What's the best advice you've ever received?
It's actually my own, although I can't take any credit for it. Miranda July (whom I've never met) related the following dream to her friend Sheila Heti, who relayed it to me: "My dream last night was in the form of an e-mail from you – you wrote me about how when you were in your early 20s you and your boyfriend and your best friend spent a summer writing letters to the author Tom McCarthy. You were trying to figure out how to be writers and wanted advice from him. Eventually he began writing you back. This was the advice he gave: 'If you want to write more, buy more paper. If you want to write better, buy better paper. And most importantly, the first sentence of the book should be indented.' Then he described how he loved to take a pencil and trace the invisible line from the first letter of the first sentence to the upper left corner of the page. I was thinking how I found that last part sexy and then right then you Skyped me [something we did all the time] and said you found that part sexy. I said I did too."
What agreed-upon classic do you despise?
Anything by Thomas Hardy. I must have read all his novels three times and they get worse each time. People think it's profound because it has this clunky, blatant symbolism. In Jude the Obscure they buy this kid (called Little Father Time) some flowers, and he goes, "Nay, prithee buy me not flowers, for in the morning they shall be dead" – and dumb critics go, "Wow, that's symbolic!" His work is also deeply conservative: While the great adventures of modernism, urbanism, experimentation, the avant-garde et cetera are taking place, he retreats into some kitschy pastoral English idyll: Wessex, country fairs and all that crap. And his poetry! He rhymes "call to me, call to me" with "the one who was all to me" – and "listlessness" with "wan wistlessness." It's so bad it's funny.
If aliens landed on Earth, which book would you give them to teach them about humanity?
Which books have you reread most in your life?
Hergé's Tintin books. I've probably learnt more from them about narrative technique (doubling, splitting, leading false trails etc.) than from any other writer. He was a genius: There's an incredibly sophisticated set of concerns and subtexts being played out in those books: family secrets passing down generations, anxieties about inheritance and illegitimacy, musings on counterfeit and inauthenticity (be it in the field of currency or blood or art), on technology and politics – the whole 20th century is there. And – best of all – a seven-year-old can read them with as much passion as a 45-year-old.
What's the best death scene in literature?
In Georges Bataille's erotic masterpiece Story of the Eye. Bataille was a dissident surrealist, denounced by Breton for being too vulgar and irreverent. He was a numismatist (coin expert) at the Bibliothèque Nationale, and developed theories of economics and literature which were hugely influential on later figures like Derrida. He was well-versed in anthropology, and was particularly interested in rituals of sacrifice.
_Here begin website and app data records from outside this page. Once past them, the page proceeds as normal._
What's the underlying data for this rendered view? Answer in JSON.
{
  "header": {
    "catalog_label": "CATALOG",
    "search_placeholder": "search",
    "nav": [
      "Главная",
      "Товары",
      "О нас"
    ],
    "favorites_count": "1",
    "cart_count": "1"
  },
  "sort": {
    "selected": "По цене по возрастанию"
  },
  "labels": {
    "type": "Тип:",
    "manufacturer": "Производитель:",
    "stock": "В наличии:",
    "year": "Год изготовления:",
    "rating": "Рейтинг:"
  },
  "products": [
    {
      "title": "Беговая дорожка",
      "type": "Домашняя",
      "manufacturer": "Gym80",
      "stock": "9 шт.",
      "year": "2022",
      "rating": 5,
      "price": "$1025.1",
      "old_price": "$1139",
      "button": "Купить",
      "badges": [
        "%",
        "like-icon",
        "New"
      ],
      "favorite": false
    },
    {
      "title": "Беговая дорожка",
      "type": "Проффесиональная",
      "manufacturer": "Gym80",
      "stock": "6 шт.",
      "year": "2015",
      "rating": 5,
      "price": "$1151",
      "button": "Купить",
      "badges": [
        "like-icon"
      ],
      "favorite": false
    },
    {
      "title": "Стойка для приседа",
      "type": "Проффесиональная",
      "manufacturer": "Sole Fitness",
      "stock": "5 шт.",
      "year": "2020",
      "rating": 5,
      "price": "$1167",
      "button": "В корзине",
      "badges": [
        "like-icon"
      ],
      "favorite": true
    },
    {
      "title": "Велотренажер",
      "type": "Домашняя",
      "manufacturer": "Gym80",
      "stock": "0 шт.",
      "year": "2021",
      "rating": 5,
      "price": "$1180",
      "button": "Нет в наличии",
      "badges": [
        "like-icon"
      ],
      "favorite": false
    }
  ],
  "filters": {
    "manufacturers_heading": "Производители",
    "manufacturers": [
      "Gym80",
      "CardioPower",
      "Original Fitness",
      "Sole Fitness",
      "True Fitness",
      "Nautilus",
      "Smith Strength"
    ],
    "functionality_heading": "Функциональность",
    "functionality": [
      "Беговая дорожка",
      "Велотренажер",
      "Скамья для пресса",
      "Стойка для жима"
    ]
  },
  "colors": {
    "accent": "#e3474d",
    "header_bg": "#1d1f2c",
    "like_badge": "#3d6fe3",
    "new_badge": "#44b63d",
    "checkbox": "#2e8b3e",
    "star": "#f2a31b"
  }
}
So in Story of the Eye we have a scene at a bullfight (held beneath a relentless Spanish sun) in which the heroine Simone has purchased, from the butcher's counter in the stadium itself, the testicles of a bull killed in a previous fight; while the current fight takes place she bites into one testicle and inserts the other into her vagina. As she reaches her orgasm, back in the ring the new bull's horn plunges into the matador's eye, and he's killed on the spot. It's an almost religious moment, tied to what Bataille calls "a vision of solar deliquescence."